By running configd with the -t option, an attacker could specify a custom Bundle to load. Therefore, our new POC exploit replaces the dsexport and dsimport method of changing the user’s home directory with a configd code injection. This results in the same outcome as our first POC exploit, which allows the modification of settings to grant, for example, any app like Teams, to access the camera, among other services.
As before, we shared our latest findings with Apple. Again, we want to thank their product security team for their cooperation.
Detecting the powerdir vulnerability with Microsoft Defender for Endpoint

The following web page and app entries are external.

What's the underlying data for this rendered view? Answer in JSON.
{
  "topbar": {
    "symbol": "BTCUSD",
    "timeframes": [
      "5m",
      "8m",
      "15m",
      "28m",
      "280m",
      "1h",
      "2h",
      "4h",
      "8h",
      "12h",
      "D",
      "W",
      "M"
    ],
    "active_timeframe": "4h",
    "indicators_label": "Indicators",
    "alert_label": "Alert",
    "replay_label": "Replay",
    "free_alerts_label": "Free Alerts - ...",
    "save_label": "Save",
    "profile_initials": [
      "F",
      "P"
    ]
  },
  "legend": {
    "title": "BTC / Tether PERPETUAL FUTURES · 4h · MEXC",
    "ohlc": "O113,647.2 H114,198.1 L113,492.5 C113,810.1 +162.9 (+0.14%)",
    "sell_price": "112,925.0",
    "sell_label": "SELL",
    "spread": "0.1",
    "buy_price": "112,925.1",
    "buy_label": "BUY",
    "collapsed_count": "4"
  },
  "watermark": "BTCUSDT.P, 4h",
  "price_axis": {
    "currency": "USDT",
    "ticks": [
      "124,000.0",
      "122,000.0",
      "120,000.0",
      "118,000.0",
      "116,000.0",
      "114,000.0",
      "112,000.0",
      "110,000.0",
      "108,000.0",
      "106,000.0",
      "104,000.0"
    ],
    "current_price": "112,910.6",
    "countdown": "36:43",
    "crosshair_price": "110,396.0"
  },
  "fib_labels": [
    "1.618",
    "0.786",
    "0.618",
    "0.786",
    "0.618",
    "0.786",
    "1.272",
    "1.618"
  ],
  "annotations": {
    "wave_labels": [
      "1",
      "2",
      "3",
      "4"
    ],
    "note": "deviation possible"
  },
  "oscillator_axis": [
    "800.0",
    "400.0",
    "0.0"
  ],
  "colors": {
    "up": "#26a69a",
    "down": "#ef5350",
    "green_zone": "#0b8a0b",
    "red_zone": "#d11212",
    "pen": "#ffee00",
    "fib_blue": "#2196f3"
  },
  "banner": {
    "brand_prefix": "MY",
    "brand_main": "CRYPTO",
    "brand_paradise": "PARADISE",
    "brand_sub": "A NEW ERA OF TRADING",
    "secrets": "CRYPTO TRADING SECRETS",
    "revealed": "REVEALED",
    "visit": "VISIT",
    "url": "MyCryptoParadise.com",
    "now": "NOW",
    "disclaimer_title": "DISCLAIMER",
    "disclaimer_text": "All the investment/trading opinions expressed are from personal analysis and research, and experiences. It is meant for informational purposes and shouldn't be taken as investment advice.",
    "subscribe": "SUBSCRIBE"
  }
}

Our research on the powerdir vulnerability is yet another example of the tight race between software vendors and malicious actors: that despite the continued efforts of the former to secure their applications through regular updates, other vulnerabilities will inevitably be uncovered, which the latter could exploit for their own gain. And as system vulnerabilities are possible entry points for attackers to infiltrate an organization’s network, comprehensive protection is needed to allow security teams to manage vulnerabilities and threats across all platforms.
Microsoft Defender for Endpoint is an industry-leading, cloud-powered endpoint security solution that lets organizations manage their heterogeneous computing environments through a unified security console. Its threat and vulnerability management capabilities empower defenders to quickly discover, prioritize, and remediate misconfigurations and vulnerabilities, such as the powerdir vulnerability. In addition, Defender for Endpoint’s unparalleled threat optics are built on the industry’s deepest threat intelligence and backed by world-class security experts who continuously monitor the threat landscape.
One of the key strengths of Defender for Endpoint is its ability to generically detect and recognize malicious behavior. For example, as seen in the previous section, our POC exploits conduct many suspicious activities, including:
- Dropping a new TCC.db file with an appropriate directory structure
- Killing an existing tccd instance
- Suspicious Directory Services invocations such as dsimport and dsexport
By generically detecting behavior associated with CVE-2020-9934 (that is, dropping a new TCC.db file fires an alert), Defender for Endpoint immediately provided protection against these exploits before the powerdir vulnerability was patched. This is a testament of Defender for Endpoint’s capabilities: with strong, intelligent generalization, it will detect similar bypass vulnerabilities discovered in the future.
Jonathan Bar Or
Microsoft 365 Defender Research Team